Since coming to UAMS in 2014, Goree has worked tirelessly through multiple channels both at UAMS and in the community to combat the opioid epidemic in Arkansas, which has one of the nation’s highest prescribing rates. While opioids are a necessary health intervention that provide a lot of benefit when used properly, over prescribing has caused harm and death.

“This is definitely an honor,” Goree said. “I’m lucky to work with the best team of doctors, nurses, radiologic techs and personnel in the state, if not the country.”

Goree said he is appreciative of the support from the Department of Anesthesiology and its leadership under Jill Mhyre, M.D., and Brooks Gentry, M.D., the leadership of  J.D. Day, M.D, and the support of Chancellor Cam Patterson, M.D., MBA, College of Medicine Dean Christopher T. Westfall, M.D., and UAMS Medical Center CEO Steppe Mette, M.D.

“Looking forward, I’m eager to continue our work to bring cutting edge pain care to the state and decrease the opioid over-prescription that increases illness and death in Arkansas.”

In addition to treating patients with innovative approaches to pain care, Goree has fought the opioid crisis on several fronts, such as administrative leadership, education, outreach and research.

He serves as chair of the UAMS Opioid Stewardship Committee, which works to provide safe and effective pain care at UAMS. The committee evaluates prescription patterns, provides education, promotes evidence-based treatments for chronic pain, and facilitates harm reduction and treatment for patients with substance use disorder.

Goree is the founder and course director of the Arkansas Pain Management Symposium, an annual conference designed to provide high-quality continuing education to an interprofessional audience to improve chronic pain treatment in the state. An average of 150 people attended each of the first two symposiums, including Attorney General Leslie Rutledge and Kirk Lane, director of the Arkansas Drug Task Force.

He is also a member UAMS AR-Impact (Improving Multi-disciplinary Pain Care and Treatment), a program designed to educate health care professionals through free, live weekly teleconferences about solving tough pain management cases.

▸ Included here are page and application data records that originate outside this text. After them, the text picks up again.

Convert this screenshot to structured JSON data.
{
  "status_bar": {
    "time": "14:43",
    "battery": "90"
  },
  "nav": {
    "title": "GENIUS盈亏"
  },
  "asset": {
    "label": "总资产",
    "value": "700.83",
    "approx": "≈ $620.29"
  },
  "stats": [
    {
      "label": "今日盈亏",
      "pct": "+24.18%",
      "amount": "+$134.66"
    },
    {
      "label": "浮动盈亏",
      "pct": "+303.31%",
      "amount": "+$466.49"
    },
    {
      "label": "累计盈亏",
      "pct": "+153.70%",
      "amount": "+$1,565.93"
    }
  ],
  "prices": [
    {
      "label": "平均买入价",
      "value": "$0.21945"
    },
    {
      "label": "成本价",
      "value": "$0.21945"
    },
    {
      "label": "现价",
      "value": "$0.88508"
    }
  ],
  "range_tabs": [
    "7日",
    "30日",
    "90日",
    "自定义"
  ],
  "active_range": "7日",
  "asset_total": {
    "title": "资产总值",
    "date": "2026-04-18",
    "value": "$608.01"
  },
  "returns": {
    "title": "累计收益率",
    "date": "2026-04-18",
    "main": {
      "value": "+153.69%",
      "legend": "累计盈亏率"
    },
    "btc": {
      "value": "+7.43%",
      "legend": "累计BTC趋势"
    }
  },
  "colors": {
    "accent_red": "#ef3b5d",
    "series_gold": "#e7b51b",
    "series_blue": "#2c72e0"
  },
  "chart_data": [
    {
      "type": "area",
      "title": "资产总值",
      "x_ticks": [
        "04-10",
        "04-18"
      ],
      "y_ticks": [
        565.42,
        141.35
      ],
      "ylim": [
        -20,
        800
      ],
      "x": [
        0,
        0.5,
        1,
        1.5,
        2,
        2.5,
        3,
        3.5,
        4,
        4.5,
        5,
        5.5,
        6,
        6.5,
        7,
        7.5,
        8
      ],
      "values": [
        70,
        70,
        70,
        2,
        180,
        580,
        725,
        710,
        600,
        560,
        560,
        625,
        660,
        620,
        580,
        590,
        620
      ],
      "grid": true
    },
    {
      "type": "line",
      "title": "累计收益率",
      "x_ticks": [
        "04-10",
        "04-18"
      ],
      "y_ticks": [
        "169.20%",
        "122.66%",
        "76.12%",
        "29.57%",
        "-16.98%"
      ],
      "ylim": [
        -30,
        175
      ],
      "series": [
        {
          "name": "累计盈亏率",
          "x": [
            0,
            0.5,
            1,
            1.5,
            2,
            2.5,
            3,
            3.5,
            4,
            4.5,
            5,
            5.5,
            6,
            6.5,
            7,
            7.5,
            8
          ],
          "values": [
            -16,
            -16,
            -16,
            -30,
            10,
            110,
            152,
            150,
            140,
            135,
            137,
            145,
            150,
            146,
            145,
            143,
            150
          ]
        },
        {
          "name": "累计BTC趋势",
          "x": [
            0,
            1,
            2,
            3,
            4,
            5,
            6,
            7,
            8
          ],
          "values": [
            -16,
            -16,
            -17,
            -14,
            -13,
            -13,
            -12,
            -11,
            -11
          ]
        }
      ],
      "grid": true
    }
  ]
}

Goree is also contributing to the knowledge base for opioid education and best practice and has received two grants through the UAMS Translational Research Institute to help. With one grant, Goree is studying whether a short educational video will lead to a decrease in chronic opioid use after surgery. Patients watch a video around the time of their surgery that discusses risks, benefits, alternatives and safe disposal of opioids.

The second grant is through the Implementation Science Scholar Program. He is studying how to implement new practice guidelines, and more specifically, promote safe opioid prescribing through the post-surgical phase.

In addition, Goree is training the next generation of chronic pain specialists. He is fellowship director of the first accredited chronic pain physician training program in the state.